→ ABOUT THIS EXERCISE
Comb through the entries for "title" and pull out each line that holds it.
[[ DATA EXTRACT, beginning ]]
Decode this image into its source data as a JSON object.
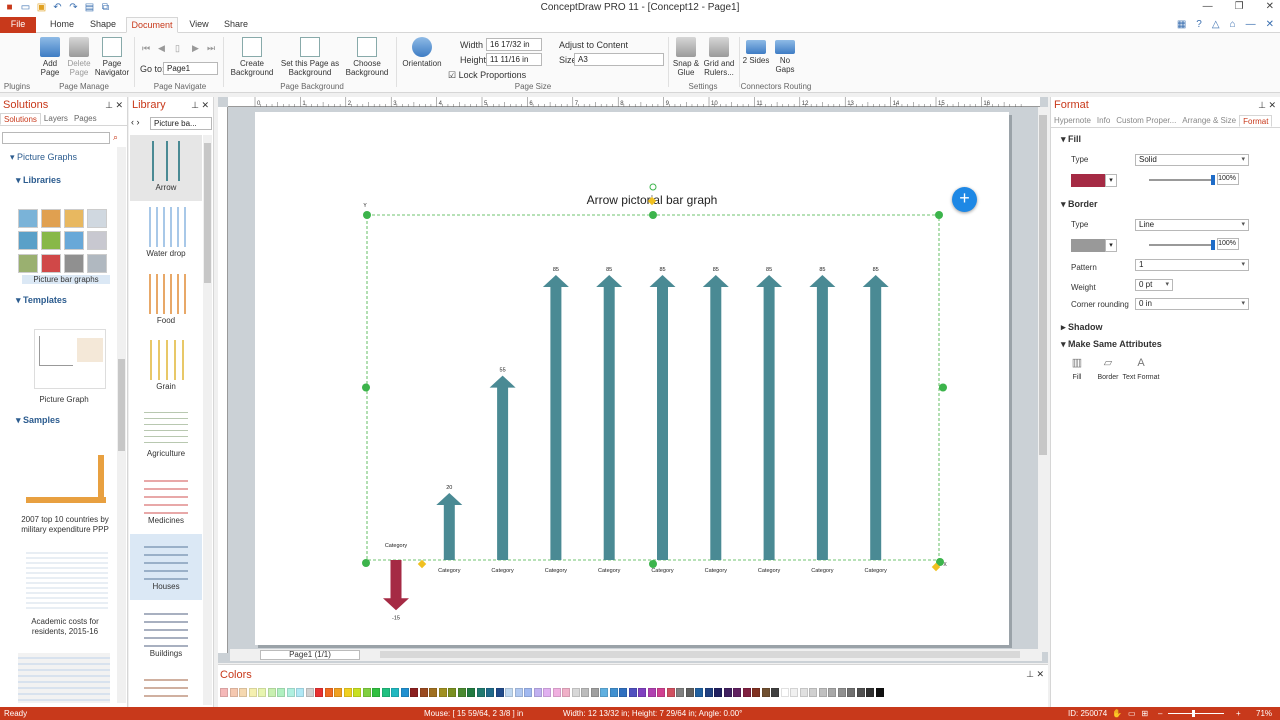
{
  "app": {
    "title": "ConceptDraw PRO 11 - [Concept12 - Page1]"
  },
  "ribbon_tabs": [
    "File",
    "Home",
    "Shape",
    "Document",
    "View",
    "Share"
  ],
  "ribbon": {
    "add_page": "Add Page",
    "delete_page": "Delete Page",
    "page_navigator": "Page Navigator",
    "goto_label": "Go to:",
    "goto_value": "Page1",
    "create_background": "Create Background",
    "set_page_background": "Set this Page as Background",
    "choose_background": "Choose Background",
    "orientation": "Orientation",
    "width_label": "Width",
    "width_value": "16 17/32 in",
    "height_label": "Height",
    "height_value": "11 11/16 in",
    "adjust_content": "Adjust to Content",
    "size_label": "Size",
    "size_value": "A3",
    "lock_proportions": "Lock Proportions",
    "snap_glue": "Snap & Glue",
    "grid_rulers": "Grid and Rulers...",
    "two_sides": "2 Sides",
    "no_gaps": "No Gaps",
    "groups": {
      "plugins": "Plugins",
      "page_manage": "Page Manage",
      "page_navigate": "Page Navigate",
      "page_background": "Page Background",
      "page_size": "Page Size",
      "settings": "Settings",
      "connectors_routing": "Connectors Routing"
    }
  },
  "solutions": {
    "title": "Solutions",
    "tabs": [
      "Solutions",
      "Layers",
      "Pages"
    ],
    "tree_root": "Picture Graphs",
    "libraries_label": "Libraries",
    "library_caption": "Picture bar graphs",
    "templates_label": "Templates",
    "template_caption": "Picture Graph",
    "samples_label": "Samples",
    "sample1": "2007 top 10 countries by military expenditure PPP",
    "sample2": "Academic costs for residents, 2015-16"
  },
  "library": {
    "title": "Library",
    "dropdown": "Picture ba...",
    "items": [
      "Arrow",
      "Water drop",
      "Food",
      "Grain",
      "Agriculture",
      "Medicines",
      "Houses",
      "Buildings"
    ]
  },
  "canvas": {
    "page_indicator": "Page1 (1/1)",
    "ruler_marks": [
      "0",
      "1",
      "2",
      "3",
      "4",
      "5",
      "6",
      "7",
      "8",
      "9",
      "10",
      "11",
      "12",
      "13",
      "14",
      "15",
      "16"
    ]
  },
  "chart_data": {
    "type": "bar",
    "title": "Arrow pictorial bar graph",
    "categories": [
      "Category",
      "Category",
      "Category",
      "Category",
      "Category",
      "Category",
      "Category",
      "Category",
      "Category",
      "Category"
    ],
    "values": [
      -15,
      20,
      55,
      85,
      85,
      85,
      85,
      85,
      85,
      85
    ],
    "colors": {
      "positive": "#4a8a94",
      "negative": "#a52a44"
    },
    "ylim": [
      -15,
      85
    ],
    "ylabel": "Y",
    "xlabel": "X"
  },
  "colors_panel": {
    "title": "Colors",
    "swatches": [
      "#f5b8b8",
      "#f5c8b0",
      "#f5d8b0",
      "#f5f0b0",
      "#e8f5b0",
      "#c8f0b0",
      "#b0f0c0",
      "#b0f0e0",
      "#b0e8f5",
      "#d0d0d0",
      "#e83030",
      "#f06a20",
      "#f0a020",
      "#f0d020",
      "#c8e020",
      "#80d040",
      "#30c040",
      "#20c080",
      "#20b8c0",
      "#2090d0",
      "#8b2020",
      "#9a4a20",
      "#a07020",
      "#a09020",
      "#7a9020",
      "#4a8a30",
      "#207a40",
      "#207a70",
      "#206a8a",
      "#204a8a",
      "#c0d8f0",
      "#b0c8f0",
      "#a0b8f0",
      "#c0b0f0",
      "#e0b0f0",
      "#f0b0e0",
      "#f0b0c8",
      "#d8d8d8",
      "#bcbcbc",
      "#a0a0a0",
      "#60b0e0",
      "#4090d0",
      "#3070c0",
      "#5050c0",
      "#8040c0",
      "#b040b0",
      "#d04090",
      "#d05060",
      "#808080",
      "#606060",
      "#2060a0",
      "#204080",
      "#202060",
      "#402060",
      "#602060",
      "#802040",
      "#803020",
      "#705030",
      "#404040",
      "#ffffff",
      "#f0f0f0",
      "#e0e0e0",
      "#d0d0d0",
      "#c0c0c0",
      "#a8a8a8",
      "#909090",
      "#707070",
      "#505050",
      "#303030",
      "#101010"
    ]
  },
  "format": {
    "title": "Format",
    "tabs": [
      "Hypernote",
      "Info",
      "Custom Proper...",
      "Arrange & Size",
      "Format"
    ],
    "fill": "Fill",
    "type_label": "Type",
    "fill_type": "Solid",
    "fill_color": "#a52a44",
    "fill_opacity": "100%",
    "border": "Border",
    "border_type": "Line",
    "border_color": "#999999",
    "border_opacity": "100%",
    "pattern_label": "Pattern",
    "pattern_value": "1",
    "weight_label": "Weight",
    "weight_value": "0 pt",
    "corner_label": "Corner rounding",
    "corner_value": "0 in",
    "shadow": "Shadow",
    "make_same": "Make Same Attributes",
    "ms_fill": "Fill",
    "ms_border": "Border",
    "ms_text": "Text Format"
  },
  "status": {
    "ready": "Ready",
    "mouse": "Mouse: [ 15 59/64, 2 3/8 ] in",
    "size": "Width: 12 13/32 in;  Height: 7 29/64 in;  Angle: 0.00°",
    "id": "ID: 250074",
    "zoom": "71%"
  }
}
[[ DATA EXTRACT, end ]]
→ RESULT FOR THIS EXERCISE
    "title": "ConceptDraw PRO 11 - [Concept12 - Page1]"
    "title": "Solutions",
    "title": "Library",
    "title": "Arrow pictorial bar graph",
    "title": "Colors",
    "title": "Format",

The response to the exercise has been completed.